MATERIAL PROVIDED below:

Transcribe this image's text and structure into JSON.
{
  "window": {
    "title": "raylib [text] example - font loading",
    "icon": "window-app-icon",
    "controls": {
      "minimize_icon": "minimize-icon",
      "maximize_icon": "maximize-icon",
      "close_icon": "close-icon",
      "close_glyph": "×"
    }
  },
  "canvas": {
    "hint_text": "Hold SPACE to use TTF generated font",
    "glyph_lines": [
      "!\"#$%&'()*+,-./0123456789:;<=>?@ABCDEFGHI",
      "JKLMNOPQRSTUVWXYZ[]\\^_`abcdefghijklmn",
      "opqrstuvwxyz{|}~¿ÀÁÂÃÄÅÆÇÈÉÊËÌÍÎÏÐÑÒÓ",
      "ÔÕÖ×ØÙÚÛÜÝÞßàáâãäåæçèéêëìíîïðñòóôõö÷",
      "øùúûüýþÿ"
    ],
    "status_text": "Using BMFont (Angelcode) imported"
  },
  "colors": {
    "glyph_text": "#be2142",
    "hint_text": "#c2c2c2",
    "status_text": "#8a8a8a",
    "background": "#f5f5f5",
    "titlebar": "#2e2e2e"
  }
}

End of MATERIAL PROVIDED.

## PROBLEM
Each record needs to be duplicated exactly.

## OUTPUT FOR THIS TASK
Transcribe this image's text and structure into JSON.
{
  "window": {
    "title": "raylib [text] example - font loading",
    "icon": "window-app-icon",
    "controls": {
      "minimize_icon": "minimize-icon",
      "maximize_icon": "maximize-icon",
      "close_icon": "close-icon",
      "close_glyph": "×"
    }
  },
  "canvas": {
    "hint_text": "Hold SPACE to use TTF generated font",
    "glyph_lines": [
      "!\"#$%&'()*+,-./0123456789:;<=>?@ABCDEFGHI",
      "JKLMNOPQRSTUVWXYZ[]\\^_`abcdefghijklmn",
      "opqrstuvwxyz{|}~¿ÀÁÂÃÄÅÆÇÈÉÊËÌÍÎÏÐÑÒÓ",
      "ÔÕÖ×ØÙÚÛÜÝÞßàáâãäåæçèéêëìíîïðñòóôõö÷",
      "øùúûüýþÿ"
    ],
    "status_text": "Using BMFont (Angelcode) imported"
  },
  "colors": {
    "glyph_text": "#be2142",
    "hint_text": "#c2c2c2",
    "status_text": "#8a8a8a",
    "background": "#f5f5f5",
    "titlebar": "#2e2e2e"
  }
}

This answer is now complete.